Days ahead of the summit, called by UN secretary general Antonio Guterres to urge nations to enhance their ambitions to meet targets, India’s environment secretary C.K. Mishra said the group of like-minded developing countries (LMDCs), G-77 developing nations and Brazil, Russia, India, China and South Africa (BRICS) are likely to underline the CBDR principle, or the principle of equity at the summit.
India, which is on target to achieve its Intended Nationally Determined Contribution (INDC) – efforts by each country to reduce national emissions and adapt to the impacts of climate change – is unlikely to make any enhancement to commitment at the 2015 Paris Agreement.
“We are among only five countries [along with Ethiopia, the Philippines, Costa Rica and Morocco as per climateactiontracker.org] whose NDCs are on track to achieve the two-degree target. We are already doing what is supposed to be done. The $100 billion promise is far from being fulfilled. Like-minded country groups will raise these issues,” Mishra said.
In 2010, developed countries had agreed to mobilise $100 billion per year by 2020. Only about 10.8 billion dollars has been committed till this year.
No negotiations at the summit
There will be no negotiations at the summit, which will later take place in Chile in December at the 25th Conference of Parties to the United Nations Framework Convention on Climate Change (UNFCCC). But with extreme weather events staring in the face, activists and experts are hoping that world leaders, particularly those who are not in line to meet the 2-degree target, will at least express their intention to meet it and have a strategy on how industry can switch to a low-carbon trajectory.
India, along with Sweden, will make a presentation on transforming the industry sector to meet the 1.5-degree target of global warming. “Our presentation will be on making steel, aluminium, chemicals, cement etc. on switching from grey to green,” Mishra added. PM Narendra Modi will make a statement on India’s plans and role also.

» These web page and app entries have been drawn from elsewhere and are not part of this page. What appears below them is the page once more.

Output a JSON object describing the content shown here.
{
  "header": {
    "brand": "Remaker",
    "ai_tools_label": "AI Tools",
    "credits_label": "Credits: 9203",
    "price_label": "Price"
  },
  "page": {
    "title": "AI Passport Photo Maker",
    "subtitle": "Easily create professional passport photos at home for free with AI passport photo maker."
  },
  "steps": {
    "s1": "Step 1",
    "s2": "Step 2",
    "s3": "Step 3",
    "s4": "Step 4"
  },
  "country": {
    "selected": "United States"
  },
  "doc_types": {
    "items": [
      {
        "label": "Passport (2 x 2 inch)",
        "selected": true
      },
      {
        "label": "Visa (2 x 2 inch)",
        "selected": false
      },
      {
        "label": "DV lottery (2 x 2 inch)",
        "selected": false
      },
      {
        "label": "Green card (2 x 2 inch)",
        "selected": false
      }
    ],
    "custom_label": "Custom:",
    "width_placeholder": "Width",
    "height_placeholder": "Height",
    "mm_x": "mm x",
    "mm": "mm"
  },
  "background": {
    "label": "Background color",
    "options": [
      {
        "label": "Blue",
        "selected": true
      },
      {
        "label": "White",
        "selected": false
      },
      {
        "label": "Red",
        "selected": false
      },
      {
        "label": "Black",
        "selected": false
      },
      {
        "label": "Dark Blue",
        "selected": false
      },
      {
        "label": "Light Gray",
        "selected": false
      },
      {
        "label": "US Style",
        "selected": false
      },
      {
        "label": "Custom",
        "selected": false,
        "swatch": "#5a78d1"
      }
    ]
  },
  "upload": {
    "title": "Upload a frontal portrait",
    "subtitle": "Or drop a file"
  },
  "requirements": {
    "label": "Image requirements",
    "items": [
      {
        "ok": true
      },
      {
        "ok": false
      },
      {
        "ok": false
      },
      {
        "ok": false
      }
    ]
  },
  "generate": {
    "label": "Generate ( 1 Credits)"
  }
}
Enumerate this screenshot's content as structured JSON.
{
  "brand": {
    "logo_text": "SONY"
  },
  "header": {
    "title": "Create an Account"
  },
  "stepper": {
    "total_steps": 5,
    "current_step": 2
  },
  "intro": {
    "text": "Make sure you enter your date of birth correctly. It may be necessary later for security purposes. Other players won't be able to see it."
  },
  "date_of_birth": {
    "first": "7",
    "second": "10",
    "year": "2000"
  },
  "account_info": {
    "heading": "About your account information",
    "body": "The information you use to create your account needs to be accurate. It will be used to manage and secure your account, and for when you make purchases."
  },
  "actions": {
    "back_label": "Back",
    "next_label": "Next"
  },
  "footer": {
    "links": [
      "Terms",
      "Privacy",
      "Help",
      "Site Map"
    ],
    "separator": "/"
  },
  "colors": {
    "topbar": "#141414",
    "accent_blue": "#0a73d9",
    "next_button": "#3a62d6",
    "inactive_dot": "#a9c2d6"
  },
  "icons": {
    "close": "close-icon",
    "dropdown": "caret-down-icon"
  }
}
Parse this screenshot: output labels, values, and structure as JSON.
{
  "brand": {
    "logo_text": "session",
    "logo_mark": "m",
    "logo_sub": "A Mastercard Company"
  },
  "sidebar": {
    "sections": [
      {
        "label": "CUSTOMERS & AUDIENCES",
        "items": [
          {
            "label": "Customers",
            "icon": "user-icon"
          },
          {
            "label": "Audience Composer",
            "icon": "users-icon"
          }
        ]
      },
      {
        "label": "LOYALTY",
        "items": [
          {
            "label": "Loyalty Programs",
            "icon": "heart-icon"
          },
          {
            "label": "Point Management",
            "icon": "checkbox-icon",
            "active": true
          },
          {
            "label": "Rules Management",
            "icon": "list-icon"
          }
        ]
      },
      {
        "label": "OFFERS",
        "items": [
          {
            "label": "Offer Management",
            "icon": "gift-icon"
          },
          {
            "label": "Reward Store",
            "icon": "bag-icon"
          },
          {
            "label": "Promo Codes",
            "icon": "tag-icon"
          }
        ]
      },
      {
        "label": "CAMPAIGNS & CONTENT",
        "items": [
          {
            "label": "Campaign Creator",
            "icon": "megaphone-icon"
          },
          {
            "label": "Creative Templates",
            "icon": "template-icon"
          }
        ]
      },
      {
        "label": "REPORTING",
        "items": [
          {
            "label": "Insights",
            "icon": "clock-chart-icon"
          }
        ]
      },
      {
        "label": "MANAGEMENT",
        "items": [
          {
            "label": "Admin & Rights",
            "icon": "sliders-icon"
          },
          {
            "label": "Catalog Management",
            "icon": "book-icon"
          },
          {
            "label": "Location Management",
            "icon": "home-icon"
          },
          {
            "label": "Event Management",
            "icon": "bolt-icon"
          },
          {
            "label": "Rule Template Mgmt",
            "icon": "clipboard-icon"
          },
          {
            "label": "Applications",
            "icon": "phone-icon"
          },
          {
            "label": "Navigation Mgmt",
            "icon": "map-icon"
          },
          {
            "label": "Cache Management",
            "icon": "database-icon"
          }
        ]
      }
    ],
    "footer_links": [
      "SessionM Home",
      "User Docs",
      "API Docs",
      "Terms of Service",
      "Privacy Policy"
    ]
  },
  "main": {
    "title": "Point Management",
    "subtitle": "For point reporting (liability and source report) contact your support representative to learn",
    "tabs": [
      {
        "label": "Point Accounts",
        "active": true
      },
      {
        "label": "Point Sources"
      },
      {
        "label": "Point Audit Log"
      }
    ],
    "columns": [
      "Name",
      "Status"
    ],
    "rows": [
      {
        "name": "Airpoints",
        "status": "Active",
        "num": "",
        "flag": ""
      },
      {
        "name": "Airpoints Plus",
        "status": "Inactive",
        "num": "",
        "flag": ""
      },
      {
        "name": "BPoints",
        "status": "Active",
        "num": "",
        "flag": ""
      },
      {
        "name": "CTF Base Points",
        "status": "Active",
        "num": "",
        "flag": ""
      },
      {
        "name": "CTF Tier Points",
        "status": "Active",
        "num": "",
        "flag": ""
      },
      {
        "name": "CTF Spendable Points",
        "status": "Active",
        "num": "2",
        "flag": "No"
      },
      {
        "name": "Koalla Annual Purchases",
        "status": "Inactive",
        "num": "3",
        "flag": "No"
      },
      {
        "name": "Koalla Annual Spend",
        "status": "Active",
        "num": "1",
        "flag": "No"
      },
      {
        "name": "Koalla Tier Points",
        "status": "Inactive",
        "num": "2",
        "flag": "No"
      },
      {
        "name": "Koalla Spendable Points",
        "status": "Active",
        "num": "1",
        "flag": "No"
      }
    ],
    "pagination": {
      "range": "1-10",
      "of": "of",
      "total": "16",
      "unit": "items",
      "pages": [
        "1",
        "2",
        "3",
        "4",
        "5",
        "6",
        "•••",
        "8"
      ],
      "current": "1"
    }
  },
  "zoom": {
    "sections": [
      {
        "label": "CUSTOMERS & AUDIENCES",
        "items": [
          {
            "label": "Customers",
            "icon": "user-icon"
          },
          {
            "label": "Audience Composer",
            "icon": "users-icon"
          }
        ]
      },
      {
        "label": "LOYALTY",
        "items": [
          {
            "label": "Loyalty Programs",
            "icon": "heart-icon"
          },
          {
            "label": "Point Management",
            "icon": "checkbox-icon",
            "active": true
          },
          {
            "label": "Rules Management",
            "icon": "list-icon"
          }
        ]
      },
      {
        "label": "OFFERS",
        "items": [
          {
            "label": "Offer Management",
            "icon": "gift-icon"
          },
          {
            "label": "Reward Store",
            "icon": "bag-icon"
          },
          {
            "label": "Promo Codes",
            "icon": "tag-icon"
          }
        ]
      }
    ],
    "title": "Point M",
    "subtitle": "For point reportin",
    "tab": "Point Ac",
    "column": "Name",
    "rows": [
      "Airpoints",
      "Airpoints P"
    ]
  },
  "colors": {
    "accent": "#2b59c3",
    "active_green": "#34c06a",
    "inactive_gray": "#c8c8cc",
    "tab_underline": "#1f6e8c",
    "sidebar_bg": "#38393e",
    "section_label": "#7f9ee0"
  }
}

“My understanding is that the summit is not a replacement for the negotiations under the UNFCCC. The Entire world should recognise it and not push countries like India in a defensive space. The UN Summit is an opportunity to discuss the scale of the problem and climate emergency,” said Sunita Narain, director general of Centre for Science and Environment (CSE). MORE